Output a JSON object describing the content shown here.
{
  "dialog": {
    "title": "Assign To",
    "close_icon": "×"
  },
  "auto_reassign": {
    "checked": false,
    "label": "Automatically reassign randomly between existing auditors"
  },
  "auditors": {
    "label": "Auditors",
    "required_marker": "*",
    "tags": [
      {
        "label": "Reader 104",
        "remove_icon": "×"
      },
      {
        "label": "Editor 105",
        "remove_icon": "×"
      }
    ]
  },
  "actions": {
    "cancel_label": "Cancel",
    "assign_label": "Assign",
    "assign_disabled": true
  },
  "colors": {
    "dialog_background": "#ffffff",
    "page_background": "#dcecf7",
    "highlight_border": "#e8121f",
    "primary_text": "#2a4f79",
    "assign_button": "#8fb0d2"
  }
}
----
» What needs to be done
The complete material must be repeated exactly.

» Your solution
Output a JSON object describing the content shown here.
{
  "dialog": {
    "title": "Assign To",
    "close_icon": "×"
  },
  "auto_reassign": {
    "checked": false,
    "label": "Automatically reassign randomly between existing auditors"
  },
  "auditors": {
    "label": "Auditors",
    "required_marker": "*",
    "tags": [
      {
        "label": "Reader 104",
        "remove_icon": "×"
      },
      {
        "label": "Editor 105",
        "remove_icon": "×"
      }
    ]
  },
  "actions": {
    "cancel_label": "Cancel",
    "assign_label": "Assign",
    "assign_disabled": true
  },
  "colors": {
    "dialog_background": "#ffffff",
    "page_background": "#dcecf7",
    "highlight_border": "#e8121f",
    "primary_text": "#2a4f79",
    "assign_button": "#8fb0d2"
  }
}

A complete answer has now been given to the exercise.